**Assigned task:** Which lines in the records below contain the word "footer"? Return each of them.

==== Records ====

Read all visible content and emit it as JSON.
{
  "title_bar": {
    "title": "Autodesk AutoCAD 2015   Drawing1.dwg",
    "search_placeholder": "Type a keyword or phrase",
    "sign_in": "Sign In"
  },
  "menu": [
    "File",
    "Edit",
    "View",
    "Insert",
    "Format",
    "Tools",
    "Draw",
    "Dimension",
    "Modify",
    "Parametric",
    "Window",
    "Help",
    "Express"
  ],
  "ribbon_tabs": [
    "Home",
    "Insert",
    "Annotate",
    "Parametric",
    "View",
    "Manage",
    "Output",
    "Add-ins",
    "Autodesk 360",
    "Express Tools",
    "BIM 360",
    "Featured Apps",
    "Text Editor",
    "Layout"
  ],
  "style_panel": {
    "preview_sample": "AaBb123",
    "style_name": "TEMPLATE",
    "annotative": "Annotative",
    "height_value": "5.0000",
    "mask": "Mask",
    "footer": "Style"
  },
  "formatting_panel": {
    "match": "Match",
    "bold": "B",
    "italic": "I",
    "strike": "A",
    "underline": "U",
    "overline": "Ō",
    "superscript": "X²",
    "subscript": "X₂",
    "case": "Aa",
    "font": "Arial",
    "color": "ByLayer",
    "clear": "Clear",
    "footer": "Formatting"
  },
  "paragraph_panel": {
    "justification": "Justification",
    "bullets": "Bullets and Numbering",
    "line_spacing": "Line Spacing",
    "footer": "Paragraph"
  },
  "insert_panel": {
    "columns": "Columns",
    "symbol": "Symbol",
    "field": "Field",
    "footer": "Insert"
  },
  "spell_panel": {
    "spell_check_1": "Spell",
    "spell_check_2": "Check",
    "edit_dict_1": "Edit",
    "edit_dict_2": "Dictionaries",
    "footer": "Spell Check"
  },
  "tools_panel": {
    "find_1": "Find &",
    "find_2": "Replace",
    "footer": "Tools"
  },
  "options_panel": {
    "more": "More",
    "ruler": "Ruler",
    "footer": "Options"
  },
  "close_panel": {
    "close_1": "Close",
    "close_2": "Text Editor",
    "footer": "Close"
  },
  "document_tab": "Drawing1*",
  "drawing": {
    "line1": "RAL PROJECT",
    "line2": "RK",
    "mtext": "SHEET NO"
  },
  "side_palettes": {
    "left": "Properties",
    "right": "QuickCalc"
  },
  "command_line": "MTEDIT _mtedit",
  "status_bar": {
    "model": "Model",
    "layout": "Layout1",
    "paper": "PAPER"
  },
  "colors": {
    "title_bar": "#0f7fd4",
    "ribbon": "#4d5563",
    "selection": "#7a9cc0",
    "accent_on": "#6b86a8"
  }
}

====

**Answer for the task:**
    "footer": "Style"
    "footer": "Formatting"
    "footer": "Paragraph"
    "footer": "Insert"
    "footer": "Spell Check"
    "footer": "Tools"
    "footer": "Options"
    "footer": "Close"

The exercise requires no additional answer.